In 1517 the country passed to the control of the Ottoman Empire, and so remained until 1832, when it fell back to Egypt for eight years. The present walls around Jerusalem, which inclose two hundred and ten acres of ground, were built by Suleiman the Magnificent in 1542. In 1840 Palestine again became Turkish territory, and so continues to this day. The really scientific exploration of the land began with the journey of Edward Robinson, an American, in 1838. In 1856 the United States Consulate was established in Jerusalem, and twelve governments are now represented by consulates. Sir Charles Wilson created an interest in the geography of Palestine by his survey of Jerusalem and his travels in the Holy Land from 1864 to 1868. Palestine was surveyed from Dan to Beer-sheba and from the Jordan to the Great Sea in the years from 1872 to 1877. The Siloam inscription, the "only known relic of the writing * * * of Hezekiah's days," was discovered in 1880. The railroad from Jaffa to Jerusalem was opened in 1892. Within the last ten years several carriage roads have been built. Protestant schools and missions have been established at many important places.
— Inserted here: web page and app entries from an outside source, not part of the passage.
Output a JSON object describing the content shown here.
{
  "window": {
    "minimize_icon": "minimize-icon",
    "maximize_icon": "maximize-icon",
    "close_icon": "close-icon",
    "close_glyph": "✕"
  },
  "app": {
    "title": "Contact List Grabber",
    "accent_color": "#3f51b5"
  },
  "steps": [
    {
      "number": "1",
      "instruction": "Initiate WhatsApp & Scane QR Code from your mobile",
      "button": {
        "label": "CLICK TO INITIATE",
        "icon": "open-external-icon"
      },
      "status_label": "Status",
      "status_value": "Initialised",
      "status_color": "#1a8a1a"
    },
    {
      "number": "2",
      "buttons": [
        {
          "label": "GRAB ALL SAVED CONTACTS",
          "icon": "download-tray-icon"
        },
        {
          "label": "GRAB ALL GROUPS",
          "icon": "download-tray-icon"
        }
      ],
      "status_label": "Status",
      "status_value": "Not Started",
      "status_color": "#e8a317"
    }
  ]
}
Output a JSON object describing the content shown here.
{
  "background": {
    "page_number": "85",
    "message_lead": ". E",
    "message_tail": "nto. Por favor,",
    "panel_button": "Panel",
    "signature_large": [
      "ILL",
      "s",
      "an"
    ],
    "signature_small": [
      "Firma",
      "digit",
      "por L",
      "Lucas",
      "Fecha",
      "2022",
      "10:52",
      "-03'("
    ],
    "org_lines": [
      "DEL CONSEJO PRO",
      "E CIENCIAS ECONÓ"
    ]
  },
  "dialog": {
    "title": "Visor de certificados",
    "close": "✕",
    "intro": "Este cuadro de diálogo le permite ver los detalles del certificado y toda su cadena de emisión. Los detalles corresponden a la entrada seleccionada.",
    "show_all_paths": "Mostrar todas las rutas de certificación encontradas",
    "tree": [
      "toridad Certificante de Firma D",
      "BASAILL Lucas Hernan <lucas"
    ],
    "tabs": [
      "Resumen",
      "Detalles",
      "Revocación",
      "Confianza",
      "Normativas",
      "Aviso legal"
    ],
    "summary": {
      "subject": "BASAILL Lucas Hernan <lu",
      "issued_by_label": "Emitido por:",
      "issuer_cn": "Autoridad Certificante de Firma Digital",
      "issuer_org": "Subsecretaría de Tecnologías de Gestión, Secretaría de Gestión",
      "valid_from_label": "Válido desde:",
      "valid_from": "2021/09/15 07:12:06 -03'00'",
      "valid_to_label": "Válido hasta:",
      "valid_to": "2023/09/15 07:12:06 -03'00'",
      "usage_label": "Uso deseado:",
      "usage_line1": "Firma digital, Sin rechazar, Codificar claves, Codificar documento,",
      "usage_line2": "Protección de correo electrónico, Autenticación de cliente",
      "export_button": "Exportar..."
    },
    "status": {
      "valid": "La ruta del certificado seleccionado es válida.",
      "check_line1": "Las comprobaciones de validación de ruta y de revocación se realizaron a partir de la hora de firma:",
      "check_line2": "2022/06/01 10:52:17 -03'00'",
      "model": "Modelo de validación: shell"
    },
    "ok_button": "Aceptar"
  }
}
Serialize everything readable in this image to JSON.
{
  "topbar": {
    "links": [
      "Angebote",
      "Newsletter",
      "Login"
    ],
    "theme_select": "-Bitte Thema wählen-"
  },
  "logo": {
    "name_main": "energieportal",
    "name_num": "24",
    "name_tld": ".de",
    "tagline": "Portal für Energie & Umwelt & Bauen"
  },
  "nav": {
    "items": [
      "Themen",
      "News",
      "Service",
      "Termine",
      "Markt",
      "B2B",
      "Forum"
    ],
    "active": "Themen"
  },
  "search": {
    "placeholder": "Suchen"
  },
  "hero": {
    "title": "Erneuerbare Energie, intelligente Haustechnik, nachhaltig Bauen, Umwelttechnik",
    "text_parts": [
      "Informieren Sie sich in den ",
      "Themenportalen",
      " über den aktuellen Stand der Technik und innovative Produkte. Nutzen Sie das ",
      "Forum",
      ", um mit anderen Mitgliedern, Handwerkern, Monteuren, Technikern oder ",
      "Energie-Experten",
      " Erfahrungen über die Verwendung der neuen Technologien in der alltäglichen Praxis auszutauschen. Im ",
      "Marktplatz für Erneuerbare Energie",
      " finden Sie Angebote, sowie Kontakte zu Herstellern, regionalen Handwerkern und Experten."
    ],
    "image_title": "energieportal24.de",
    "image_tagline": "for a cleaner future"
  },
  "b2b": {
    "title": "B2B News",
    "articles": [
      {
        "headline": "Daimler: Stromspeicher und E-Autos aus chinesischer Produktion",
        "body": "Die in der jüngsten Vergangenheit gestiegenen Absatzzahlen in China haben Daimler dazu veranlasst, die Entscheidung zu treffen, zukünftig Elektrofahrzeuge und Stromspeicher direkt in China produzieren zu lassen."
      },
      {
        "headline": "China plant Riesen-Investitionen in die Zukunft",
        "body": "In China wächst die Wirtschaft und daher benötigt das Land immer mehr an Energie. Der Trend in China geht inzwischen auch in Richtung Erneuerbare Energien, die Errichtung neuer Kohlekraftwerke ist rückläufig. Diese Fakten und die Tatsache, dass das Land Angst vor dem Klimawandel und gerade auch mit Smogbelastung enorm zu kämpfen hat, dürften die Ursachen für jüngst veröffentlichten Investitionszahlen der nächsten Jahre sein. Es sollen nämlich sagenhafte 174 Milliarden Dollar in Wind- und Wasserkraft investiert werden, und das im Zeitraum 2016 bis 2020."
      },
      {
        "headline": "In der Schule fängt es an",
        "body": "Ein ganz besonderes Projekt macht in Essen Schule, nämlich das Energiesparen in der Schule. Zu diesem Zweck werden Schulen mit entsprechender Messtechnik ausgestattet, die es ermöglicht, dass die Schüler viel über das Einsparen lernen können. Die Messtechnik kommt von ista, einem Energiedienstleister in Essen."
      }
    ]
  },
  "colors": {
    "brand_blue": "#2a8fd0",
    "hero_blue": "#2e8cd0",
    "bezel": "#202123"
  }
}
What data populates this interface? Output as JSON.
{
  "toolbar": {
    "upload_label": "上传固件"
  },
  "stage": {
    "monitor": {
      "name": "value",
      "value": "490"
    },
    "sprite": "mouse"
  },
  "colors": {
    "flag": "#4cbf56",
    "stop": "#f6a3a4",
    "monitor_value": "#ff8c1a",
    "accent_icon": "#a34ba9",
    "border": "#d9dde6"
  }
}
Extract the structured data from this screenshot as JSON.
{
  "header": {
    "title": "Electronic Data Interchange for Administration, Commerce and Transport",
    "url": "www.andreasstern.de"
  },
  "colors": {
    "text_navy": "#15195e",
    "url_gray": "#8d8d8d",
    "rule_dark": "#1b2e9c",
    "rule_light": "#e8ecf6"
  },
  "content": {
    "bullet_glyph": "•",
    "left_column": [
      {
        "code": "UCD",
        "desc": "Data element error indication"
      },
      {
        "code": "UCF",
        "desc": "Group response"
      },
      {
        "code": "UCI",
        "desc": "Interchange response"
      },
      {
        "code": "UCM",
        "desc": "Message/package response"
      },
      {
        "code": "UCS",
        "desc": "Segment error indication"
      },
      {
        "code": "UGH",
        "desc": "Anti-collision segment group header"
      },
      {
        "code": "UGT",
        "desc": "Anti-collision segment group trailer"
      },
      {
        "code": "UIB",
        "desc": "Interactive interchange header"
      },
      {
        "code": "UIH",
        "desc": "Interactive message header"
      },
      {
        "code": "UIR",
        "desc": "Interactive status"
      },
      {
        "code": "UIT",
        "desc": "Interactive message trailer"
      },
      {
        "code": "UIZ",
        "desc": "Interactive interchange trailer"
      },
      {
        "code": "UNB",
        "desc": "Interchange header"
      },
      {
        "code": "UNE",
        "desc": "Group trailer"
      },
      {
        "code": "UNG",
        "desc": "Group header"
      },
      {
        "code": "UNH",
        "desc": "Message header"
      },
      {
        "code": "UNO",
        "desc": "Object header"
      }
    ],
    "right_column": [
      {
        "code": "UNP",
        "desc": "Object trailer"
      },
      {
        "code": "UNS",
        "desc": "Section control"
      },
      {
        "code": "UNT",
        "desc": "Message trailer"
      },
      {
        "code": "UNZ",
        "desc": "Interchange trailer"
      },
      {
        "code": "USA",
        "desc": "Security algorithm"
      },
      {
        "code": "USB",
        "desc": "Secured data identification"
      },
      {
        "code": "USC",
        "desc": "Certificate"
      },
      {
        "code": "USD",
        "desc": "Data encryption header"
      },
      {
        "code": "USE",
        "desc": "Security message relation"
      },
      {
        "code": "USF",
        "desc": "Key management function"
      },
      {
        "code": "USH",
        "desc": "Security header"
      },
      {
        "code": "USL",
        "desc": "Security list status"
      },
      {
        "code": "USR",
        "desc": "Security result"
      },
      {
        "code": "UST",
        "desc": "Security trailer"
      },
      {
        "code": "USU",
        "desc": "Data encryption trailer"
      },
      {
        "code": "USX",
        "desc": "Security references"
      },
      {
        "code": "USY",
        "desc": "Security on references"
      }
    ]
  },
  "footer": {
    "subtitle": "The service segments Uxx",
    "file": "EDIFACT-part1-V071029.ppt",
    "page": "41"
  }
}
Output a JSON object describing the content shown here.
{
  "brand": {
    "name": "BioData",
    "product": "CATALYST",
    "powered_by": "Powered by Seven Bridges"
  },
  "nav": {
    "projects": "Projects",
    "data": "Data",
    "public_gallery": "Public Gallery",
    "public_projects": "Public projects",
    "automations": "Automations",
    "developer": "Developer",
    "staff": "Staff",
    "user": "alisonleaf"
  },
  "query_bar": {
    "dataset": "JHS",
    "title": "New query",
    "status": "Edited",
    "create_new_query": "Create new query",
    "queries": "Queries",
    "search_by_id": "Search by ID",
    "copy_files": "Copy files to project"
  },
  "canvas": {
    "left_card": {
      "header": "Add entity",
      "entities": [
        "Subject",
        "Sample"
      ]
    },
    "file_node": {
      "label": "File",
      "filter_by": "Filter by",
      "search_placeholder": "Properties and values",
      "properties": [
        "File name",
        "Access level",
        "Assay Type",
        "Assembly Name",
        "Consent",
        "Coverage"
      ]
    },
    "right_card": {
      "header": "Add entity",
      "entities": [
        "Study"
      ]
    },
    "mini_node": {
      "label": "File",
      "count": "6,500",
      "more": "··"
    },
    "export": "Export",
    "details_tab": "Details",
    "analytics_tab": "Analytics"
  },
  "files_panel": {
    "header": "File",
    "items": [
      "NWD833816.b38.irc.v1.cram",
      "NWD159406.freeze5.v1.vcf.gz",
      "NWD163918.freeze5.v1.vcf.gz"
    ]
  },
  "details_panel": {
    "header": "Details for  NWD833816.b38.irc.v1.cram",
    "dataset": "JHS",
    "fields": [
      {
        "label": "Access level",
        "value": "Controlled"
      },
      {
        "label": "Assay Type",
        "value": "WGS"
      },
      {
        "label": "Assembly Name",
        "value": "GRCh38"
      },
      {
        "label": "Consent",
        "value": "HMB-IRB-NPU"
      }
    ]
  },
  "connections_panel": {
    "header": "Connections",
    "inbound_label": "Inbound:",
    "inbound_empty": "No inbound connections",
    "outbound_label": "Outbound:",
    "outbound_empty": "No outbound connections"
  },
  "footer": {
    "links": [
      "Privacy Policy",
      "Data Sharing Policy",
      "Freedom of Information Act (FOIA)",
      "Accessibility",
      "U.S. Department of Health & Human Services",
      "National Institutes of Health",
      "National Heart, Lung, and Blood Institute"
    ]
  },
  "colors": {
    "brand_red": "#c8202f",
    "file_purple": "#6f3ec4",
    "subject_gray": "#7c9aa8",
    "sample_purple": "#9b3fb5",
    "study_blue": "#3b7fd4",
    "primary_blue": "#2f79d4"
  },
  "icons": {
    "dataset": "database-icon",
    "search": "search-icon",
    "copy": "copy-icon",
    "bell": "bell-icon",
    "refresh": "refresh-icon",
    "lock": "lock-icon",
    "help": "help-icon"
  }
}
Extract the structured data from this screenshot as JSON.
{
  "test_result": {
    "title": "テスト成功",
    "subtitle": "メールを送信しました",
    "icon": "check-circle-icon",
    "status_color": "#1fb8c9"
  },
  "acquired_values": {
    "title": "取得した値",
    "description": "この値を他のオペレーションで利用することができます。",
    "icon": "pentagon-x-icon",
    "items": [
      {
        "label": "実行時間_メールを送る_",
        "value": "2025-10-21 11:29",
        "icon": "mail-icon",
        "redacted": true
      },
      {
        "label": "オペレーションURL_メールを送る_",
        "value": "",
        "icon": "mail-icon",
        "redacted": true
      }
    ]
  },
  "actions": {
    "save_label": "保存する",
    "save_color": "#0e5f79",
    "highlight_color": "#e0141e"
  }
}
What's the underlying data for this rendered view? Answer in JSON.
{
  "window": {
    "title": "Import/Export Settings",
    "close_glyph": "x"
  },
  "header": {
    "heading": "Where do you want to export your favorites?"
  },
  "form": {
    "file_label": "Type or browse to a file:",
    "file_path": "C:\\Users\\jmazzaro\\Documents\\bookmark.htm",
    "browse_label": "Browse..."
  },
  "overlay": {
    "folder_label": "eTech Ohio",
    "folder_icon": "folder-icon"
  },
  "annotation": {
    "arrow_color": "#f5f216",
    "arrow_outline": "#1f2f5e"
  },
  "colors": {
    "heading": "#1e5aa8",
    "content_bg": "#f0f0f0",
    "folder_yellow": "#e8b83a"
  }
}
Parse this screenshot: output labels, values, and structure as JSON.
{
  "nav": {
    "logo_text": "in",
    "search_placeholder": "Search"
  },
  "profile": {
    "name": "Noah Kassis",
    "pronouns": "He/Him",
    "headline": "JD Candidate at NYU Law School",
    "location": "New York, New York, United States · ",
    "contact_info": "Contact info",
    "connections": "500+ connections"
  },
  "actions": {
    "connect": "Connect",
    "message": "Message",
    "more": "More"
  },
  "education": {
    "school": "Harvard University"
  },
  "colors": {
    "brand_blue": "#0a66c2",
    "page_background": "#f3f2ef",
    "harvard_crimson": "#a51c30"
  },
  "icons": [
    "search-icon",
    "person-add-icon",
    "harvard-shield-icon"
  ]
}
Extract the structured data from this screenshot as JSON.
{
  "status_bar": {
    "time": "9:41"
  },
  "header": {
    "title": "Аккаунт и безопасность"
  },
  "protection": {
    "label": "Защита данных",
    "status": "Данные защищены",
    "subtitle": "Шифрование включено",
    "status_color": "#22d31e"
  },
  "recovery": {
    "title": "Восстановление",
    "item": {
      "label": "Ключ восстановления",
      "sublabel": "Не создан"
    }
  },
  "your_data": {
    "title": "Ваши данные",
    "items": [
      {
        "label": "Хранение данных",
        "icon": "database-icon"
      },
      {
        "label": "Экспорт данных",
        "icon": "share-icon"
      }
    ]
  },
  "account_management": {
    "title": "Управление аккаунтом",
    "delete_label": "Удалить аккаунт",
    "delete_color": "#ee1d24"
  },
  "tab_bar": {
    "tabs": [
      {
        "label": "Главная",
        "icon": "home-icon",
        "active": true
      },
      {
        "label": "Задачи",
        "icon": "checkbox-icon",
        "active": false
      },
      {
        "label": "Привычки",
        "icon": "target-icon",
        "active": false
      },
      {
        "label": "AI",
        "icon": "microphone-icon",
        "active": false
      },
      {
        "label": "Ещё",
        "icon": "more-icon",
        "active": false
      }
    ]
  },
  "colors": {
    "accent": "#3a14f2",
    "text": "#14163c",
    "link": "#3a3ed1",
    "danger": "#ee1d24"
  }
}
The population of the city is now about fifty-five thousand souls, but they do not all live inside of the walls. What the future of Palestine may be is an interesting subject for thought.